I love this book, it’s one of my favourites as it is so comforting and beautiful to read. And I adore the robin!
Mary Lennox is brought to England from India to live with her uncle, Archibald Craven, after her parents die. Her uncle is away travelling, however, and Mary is left to amuse herself in the big rambling Misselthwaite Manor and grounds on the Yorkshire Moors. She gradually becomes friends with the servant, Martha, who introduces her to her family, and in particular her brother, Dickon, who has an affinity with animals. Mary discovers, guided by the lovely robin who is a major character of the book, a neglected and secret garden in the grounds of the house, and determines, with Dickon’s help, to restore it. The garden was locked up by Craven when his wife had an accident and died in it. Mary also discovers a child living in the house, Colin, the son of Craven, who has been told and firmly believes he is a hunchback and cannot walk. They become friends and Mary takes Colin to the garden in his wheelchair and he helps Mary and Colin restore it, and also tries walking in the garden and discovers he can actually walk and gradually builds up strength and health, though they keep this a secret from the servants. Craven then arrives home and finds the garden full of flowers and Colin healthy and happy.
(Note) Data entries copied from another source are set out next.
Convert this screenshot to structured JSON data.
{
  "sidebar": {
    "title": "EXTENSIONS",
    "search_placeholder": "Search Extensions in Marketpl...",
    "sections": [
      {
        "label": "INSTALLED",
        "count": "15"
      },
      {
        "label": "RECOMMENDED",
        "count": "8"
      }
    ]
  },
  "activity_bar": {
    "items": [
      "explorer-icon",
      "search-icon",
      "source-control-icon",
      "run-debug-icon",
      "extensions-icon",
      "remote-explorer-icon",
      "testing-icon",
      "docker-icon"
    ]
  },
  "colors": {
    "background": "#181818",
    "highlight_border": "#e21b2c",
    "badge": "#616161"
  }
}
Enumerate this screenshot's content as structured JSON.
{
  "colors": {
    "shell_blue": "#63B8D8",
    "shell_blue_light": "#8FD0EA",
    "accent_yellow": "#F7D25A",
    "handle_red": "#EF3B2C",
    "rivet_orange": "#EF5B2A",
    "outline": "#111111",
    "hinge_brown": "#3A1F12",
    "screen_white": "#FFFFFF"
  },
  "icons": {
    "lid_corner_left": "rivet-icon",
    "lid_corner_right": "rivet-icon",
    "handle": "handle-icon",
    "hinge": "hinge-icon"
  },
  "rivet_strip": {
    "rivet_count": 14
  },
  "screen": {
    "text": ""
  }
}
I am surprised at how Mary is represented at the start of this book, being described as disagreeable and unfriendly and demanding, when she has been through some terrible traumas. She was neglected and ignored as a child, knowing she was clearly unwanted by her parents and not being shown any affection from them and barely seeing them, then her parents die and she has to move from India and everything she knows and go to England where everything is strange and unfamiliar and live with a stranger, her uncle, and she’s not even greeted by him on her arrival. My heart just bleeds for her and how scared and alone she must have felt. I know this was written in a different time when children and their problems were dealt with differently, but I can’t help being surprised that the author isn’t more sympathetic towards Mary, or explains her behaviours as being due to these traumas. I imagine if the book was written today, then the first few chapters describing Mary would be much more sympathetic towards her. Poor poor Mary, bless her.
And I love Mary’s relationship with the servant, Martha, and how their trust grows with each other and how they both gain from each other, their backgrounds being so different and the contrast that Martha’s family lacks money but has much affection and love, and Mary has much money but has always lacked affection and love. It is so touching when Martha’s mother uses their little bit of money to buy a skipping rope for Mary. And also Mary’s excitement at the prospect of meeting Martha’s family, which must seem like a dream life for Mary who has never really had a family or people who care for her, it is so lovely to read.
I think my favourite bit of the book though is the lovely exchanges with the robin and the descriptions of his inquisitive and cheeky behaviour, ‘the robin flew from his swinging spray of ivy on to the top of the wall and he opened his beak and sang a loud lovely trill, merely to show off. Nothing in the world is quite so adorably lovely as a robin when he shows off – and they are nearly always doing it’. This just warms my heart and cheers me, it is so beautifully written and so charming, and whenever I see a robin it always makes me smile.
And another favourite bit is obviously the excitement of Mary finally finding the door to the secret garden, this is also so beautifully written with the description of the breeze blowing back the ivy and her seeing the door handle and taking it in both hands and turning the stiff key, then actually entering the garden and seeing all the draping mystical-like branches, and her joy at seeing green shoots in the ground and knowing that the garden is actually still alive. This is one of my all-time favourite passages in a book, I think. And I’m sure this section stayed with me when I read it as a child and gave me that hope that I’ll stumble across a secret garden myself, and I’m also sure is the cause of me always gazing wistfully and speculatively at lovely little unusual doors I see in garden walls! It is such a wonderful book. I’ve not read any other books by this author but have been looking at a few that sound worth reading, particular A Lady of Quality which sounds like more of an adults book than a children’s book, and Little Lord Fauntleroy which sounds interesting with the mix of English and New York life.